Of course, one could argue that all of these facts are why a campaign like this is so necessary. The more the union can bolster its image and drive audiences to Equity productions, the stronger the union will be when it comes to salary negotiations. And this is important. Equity does need to be a strong union, and it’s a difficult proposition when there’s such a vast supply of talent—which is constantly swelling as more and more young artists graduate from their university theater programs and move to the cities. Regardless, I can’t help but wonder if this is really the best way to go about it. Trying to appeal to audiences as a method by which to influence presenters certainly does make sense on the face of things. Mary McCall, the Executive Director of Actors’ Equity, has been quoted as saying that this campaign is "intended to thank local presenters for booking union shows," but I’m not so sure that’s how it comes off.

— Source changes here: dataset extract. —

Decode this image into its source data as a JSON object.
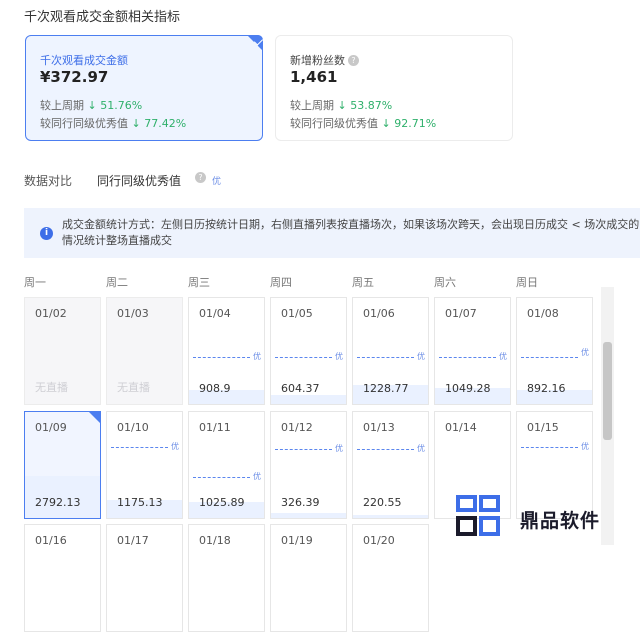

All of the Equity touring productions playing in Chicago are listed on the website for this campaign. This is reasonable, sensible—aimed at informing audiences of their Equity options. All well and good. Then, below a stark, heavy, white line there’s a list of all the non-union touring productions playing in Chicago. Not even just tours of a comparable nature to the Equity productions playing (think along the lines of Rodgers and Hammerstein’s Cinderella), but those such as Evil Dead The Musical, which never appeared on Broadway and seems hardly comparable in terms of demographic draw. This all may seem at first glance to be just an incidental detail, but it strikes me as a pretty direct attack. Rather than simply touting the merits of Equity tours (which, as I’ve noted, can’t be taken entirely for granted), the fact that the site goes on to list and point a finger at the non-union productions seems to be a way of criticizing not only the presenters and producers of these tours, but also the performers themselves.

It seems necessary to clarify here that non-union actors aren’t scabs. They aren’t trying to bust the union. This isn’t a scene out of history textbooks or Newsies (union disputes, scabs, musical theater—it seems relevant). Most of them want to eventually join the union. Also, young artists who have gone Equity early on as a result of booking a tour often return home only to find that the majority of opportunities for young actors are in the non-union world. Non-union tours have their issues, undoubtedly, but they provide employment and opportunities for young actors not yet ready to go Equity—they allow for necessary flexibility. It seems strange for a union that represents actors to lash out at those who may well end up joining their ranks.

In a perfect world, Equity would be strong, every tour would be union, and more actors would be able to make a living doing what they love. I do think it’s possible for this to happen. But that simply isn’t the world we live in yet. It’s difficult for many actors to go union in the first place, and as a non-union performer, auditioning can often become just sitting around for twelve hours at an Equity Principal Audition before being told to go home. Non-union tours provide an avenue for younger, newer actors to make a living working and gaining experience that will help them on in the future. I’m certainly not advocating that Equity simply give up on tours, nor am I suggesting the union not advocate on behalf of its constituency. Should Equity be trying to protect itself and bolster the image of Equity productions? Of course—just not at the expense of actors who simply want to make a living doing what they love.